[[ GIVEN ENTRIES, beginning ]]
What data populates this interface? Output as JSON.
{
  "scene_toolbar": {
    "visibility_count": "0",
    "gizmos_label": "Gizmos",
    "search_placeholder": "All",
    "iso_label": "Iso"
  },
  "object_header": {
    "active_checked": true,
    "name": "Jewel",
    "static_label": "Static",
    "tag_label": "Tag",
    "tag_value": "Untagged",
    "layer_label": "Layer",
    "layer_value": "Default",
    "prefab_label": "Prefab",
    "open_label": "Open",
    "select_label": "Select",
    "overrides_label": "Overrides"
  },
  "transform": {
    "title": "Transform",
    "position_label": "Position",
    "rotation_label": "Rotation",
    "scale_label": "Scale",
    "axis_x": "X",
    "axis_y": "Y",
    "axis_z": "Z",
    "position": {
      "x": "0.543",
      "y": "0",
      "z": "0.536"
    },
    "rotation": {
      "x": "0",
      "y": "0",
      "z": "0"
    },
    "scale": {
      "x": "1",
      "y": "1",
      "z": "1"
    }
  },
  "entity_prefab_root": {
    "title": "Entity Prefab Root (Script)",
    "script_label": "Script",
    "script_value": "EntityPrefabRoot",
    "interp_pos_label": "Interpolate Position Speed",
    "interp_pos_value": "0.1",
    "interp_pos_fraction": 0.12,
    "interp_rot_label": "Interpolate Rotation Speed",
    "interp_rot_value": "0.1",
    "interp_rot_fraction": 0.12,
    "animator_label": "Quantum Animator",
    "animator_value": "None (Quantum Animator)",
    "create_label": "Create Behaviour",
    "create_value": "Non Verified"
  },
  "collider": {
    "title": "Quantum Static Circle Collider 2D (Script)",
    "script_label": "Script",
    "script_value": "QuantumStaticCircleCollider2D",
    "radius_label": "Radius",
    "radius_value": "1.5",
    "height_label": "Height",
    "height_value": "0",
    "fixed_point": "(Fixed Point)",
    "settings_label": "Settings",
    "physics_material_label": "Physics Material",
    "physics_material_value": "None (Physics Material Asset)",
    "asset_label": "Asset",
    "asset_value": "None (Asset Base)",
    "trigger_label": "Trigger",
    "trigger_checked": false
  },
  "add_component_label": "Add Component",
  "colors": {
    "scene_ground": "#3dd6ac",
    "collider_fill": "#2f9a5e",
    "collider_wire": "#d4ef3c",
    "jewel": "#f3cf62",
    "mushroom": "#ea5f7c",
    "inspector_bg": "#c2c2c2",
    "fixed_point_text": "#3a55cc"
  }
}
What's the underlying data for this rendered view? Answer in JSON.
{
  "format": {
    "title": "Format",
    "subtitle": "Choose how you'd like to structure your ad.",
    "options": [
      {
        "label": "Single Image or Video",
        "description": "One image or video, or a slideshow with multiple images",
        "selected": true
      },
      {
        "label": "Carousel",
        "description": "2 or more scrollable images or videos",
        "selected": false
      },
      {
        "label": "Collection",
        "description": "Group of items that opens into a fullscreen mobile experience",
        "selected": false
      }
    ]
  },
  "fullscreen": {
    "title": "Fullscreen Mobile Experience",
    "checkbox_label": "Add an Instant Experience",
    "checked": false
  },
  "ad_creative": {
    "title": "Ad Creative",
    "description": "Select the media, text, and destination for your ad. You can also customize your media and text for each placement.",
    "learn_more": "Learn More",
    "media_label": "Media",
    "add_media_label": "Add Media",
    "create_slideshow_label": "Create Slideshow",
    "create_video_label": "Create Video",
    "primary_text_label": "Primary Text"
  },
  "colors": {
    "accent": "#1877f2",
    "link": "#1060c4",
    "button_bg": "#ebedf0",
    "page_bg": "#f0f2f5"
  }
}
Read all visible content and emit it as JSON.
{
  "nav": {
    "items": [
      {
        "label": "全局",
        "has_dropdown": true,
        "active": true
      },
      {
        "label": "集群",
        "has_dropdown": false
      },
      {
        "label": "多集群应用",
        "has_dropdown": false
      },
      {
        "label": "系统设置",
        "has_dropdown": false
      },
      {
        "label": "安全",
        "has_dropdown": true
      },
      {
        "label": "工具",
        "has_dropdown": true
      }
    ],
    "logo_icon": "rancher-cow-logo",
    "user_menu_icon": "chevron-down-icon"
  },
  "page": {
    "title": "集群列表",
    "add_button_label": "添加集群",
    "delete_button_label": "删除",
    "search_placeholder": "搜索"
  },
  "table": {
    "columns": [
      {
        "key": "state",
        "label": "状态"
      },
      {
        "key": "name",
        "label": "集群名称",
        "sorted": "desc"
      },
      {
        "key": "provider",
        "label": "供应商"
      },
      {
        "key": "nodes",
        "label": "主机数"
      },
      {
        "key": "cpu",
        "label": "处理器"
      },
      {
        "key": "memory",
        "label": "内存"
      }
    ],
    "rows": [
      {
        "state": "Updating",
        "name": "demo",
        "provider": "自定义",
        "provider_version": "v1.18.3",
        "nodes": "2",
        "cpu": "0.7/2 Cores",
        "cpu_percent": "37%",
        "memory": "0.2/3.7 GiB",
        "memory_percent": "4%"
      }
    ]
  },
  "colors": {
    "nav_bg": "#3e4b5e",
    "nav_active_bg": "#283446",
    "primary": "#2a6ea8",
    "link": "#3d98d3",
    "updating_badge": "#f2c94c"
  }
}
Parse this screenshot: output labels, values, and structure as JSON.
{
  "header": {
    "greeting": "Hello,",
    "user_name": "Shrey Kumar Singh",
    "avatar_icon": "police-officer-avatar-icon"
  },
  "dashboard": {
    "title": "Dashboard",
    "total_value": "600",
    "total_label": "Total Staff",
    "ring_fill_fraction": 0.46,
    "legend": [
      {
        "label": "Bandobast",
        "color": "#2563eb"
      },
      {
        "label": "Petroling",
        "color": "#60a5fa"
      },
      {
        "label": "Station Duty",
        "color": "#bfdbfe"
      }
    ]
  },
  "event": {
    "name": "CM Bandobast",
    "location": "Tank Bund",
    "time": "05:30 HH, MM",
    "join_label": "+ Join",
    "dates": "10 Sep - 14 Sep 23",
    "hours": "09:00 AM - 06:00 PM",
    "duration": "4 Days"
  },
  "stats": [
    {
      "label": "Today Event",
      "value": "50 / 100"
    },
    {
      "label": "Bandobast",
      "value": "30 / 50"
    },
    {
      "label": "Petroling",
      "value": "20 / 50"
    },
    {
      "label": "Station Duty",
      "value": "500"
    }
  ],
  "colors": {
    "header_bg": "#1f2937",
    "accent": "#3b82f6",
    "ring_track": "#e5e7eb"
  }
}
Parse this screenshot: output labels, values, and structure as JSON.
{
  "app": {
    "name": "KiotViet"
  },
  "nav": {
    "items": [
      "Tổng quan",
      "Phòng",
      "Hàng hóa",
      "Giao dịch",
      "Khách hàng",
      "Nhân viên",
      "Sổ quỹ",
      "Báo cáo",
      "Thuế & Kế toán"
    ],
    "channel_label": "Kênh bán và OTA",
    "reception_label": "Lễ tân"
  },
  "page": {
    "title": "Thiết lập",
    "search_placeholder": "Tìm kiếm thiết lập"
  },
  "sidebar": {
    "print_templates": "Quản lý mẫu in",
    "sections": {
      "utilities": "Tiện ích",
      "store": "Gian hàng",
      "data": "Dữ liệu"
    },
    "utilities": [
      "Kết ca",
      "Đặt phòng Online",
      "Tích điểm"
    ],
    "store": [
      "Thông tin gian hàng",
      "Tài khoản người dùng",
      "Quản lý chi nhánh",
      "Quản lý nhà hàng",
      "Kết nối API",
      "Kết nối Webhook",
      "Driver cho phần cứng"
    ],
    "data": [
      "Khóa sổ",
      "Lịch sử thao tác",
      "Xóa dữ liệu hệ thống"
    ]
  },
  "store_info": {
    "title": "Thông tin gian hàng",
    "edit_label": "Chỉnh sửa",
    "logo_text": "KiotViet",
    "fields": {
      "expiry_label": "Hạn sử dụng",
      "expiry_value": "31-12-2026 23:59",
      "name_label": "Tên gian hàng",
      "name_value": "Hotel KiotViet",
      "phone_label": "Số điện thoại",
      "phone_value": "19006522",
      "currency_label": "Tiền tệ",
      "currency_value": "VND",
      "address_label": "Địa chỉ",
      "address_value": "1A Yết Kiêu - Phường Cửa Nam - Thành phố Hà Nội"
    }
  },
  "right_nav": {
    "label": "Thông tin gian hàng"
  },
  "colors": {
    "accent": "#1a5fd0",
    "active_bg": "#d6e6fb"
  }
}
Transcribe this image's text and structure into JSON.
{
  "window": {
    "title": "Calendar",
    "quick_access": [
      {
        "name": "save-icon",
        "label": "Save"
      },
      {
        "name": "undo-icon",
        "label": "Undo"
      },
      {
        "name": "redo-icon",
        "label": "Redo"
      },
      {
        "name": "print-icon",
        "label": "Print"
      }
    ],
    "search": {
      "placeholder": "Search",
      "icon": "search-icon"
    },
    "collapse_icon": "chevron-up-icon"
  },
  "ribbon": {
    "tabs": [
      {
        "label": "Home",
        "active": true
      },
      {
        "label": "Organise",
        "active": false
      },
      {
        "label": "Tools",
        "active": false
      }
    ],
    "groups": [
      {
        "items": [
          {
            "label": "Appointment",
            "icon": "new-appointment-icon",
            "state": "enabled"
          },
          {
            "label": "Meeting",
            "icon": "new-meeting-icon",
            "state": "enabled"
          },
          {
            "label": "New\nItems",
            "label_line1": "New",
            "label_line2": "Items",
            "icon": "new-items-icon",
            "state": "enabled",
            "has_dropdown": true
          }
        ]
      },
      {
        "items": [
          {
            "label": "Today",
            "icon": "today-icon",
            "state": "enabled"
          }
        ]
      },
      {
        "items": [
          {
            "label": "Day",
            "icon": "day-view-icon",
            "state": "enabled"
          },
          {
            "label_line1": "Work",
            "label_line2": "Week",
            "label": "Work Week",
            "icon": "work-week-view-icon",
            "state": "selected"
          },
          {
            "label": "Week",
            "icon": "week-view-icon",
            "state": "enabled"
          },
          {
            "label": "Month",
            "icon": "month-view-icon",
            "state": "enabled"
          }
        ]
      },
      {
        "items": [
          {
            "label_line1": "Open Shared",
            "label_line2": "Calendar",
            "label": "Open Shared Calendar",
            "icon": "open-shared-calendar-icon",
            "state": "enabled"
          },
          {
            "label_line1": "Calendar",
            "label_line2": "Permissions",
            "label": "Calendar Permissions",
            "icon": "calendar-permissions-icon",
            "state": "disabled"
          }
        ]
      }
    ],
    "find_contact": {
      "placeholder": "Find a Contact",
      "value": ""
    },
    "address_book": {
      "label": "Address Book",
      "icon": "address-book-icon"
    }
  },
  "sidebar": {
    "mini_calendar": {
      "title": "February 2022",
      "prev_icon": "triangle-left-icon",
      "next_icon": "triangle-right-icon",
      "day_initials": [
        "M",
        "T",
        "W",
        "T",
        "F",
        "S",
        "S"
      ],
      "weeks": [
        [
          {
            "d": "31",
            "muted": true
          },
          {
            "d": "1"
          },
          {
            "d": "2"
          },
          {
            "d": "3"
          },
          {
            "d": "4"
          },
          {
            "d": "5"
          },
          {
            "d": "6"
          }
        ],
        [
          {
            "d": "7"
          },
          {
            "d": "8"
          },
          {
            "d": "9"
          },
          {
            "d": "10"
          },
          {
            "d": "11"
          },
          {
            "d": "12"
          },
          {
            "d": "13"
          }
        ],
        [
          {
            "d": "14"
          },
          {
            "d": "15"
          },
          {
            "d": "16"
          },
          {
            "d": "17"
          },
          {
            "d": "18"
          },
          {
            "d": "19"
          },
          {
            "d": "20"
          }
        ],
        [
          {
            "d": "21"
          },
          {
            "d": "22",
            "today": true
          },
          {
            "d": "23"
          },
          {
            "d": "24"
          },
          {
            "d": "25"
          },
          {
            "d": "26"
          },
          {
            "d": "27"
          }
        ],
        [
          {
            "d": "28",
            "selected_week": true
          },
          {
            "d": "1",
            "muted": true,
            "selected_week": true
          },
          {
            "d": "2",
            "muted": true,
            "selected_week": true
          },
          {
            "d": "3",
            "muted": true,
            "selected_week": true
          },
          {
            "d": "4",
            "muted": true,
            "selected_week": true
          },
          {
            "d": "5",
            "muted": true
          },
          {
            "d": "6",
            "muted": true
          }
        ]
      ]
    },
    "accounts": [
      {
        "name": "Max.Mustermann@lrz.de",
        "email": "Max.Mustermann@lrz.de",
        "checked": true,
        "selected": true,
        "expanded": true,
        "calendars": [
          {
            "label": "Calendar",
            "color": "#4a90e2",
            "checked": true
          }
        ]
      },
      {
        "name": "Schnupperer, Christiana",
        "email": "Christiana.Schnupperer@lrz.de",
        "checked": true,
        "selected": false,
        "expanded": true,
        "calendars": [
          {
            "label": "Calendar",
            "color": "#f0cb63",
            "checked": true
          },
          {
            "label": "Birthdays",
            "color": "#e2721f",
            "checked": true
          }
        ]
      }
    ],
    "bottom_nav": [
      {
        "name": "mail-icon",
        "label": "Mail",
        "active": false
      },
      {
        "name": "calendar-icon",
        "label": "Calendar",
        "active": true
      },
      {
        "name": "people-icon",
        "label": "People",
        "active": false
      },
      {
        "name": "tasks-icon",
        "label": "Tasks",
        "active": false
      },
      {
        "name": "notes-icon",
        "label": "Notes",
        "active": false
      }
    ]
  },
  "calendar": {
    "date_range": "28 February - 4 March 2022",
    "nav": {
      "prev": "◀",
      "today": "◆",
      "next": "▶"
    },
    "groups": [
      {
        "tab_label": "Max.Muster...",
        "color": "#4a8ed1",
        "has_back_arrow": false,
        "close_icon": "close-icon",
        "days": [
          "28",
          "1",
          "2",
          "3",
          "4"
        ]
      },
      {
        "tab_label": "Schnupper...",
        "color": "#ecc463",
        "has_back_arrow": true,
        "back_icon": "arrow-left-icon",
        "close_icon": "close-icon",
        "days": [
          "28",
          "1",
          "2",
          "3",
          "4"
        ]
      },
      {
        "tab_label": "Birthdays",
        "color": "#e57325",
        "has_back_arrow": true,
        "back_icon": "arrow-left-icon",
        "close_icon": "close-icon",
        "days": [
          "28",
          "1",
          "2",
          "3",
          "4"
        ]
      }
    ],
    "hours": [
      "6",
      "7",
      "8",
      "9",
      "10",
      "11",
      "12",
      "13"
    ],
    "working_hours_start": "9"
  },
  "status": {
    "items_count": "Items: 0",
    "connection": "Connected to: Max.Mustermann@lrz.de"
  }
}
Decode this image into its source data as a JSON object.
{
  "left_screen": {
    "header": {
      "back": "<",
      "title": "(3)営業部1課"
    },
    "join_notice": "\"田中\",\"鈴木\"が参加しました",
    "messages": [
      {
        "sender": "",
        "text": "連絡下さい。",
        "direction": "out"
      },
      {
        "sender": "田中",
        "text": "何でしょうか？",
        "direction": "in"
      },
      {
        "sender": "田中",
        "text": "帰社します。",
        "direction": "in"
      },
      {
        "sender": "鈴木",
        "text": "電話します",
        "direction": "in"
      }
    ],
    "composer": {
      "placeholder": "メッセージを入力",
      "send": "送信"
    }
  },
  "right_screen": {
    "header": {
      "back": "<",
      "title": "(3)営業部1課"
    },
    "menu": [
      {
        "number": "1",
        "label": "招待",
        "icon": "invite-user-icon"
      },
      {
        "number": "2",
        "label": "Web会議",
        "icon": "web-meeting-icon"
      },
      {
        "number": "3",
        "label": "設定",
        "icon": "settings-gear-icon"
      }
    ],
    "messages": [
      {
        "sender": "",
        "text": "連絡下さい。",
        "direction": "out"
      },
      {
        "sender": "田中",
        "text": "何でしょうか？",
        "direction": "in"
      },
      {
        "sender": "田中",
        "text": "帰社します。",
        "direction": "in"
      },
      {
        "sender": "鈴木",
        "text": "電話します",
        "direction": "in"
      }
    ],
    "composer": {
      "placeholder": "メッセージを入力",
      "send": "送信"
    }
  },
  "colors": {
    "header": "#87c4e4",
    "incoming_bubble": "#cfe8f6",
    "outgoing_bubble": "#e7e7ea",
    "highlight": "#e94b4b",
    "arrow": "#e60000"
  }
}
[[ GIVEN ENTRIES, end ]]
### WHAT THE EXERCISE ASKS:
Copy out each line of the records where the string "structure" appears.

### SOLUTION FOR THIS TASK:
    "subtitle": "Choose how you'd like to structure your ad.",
Parse this screenshot: output labels, values, and structure as JSON.
Parse this screenshot: output labels, values, and structure as JSON.
Transcribe this image's text and structure into JSON.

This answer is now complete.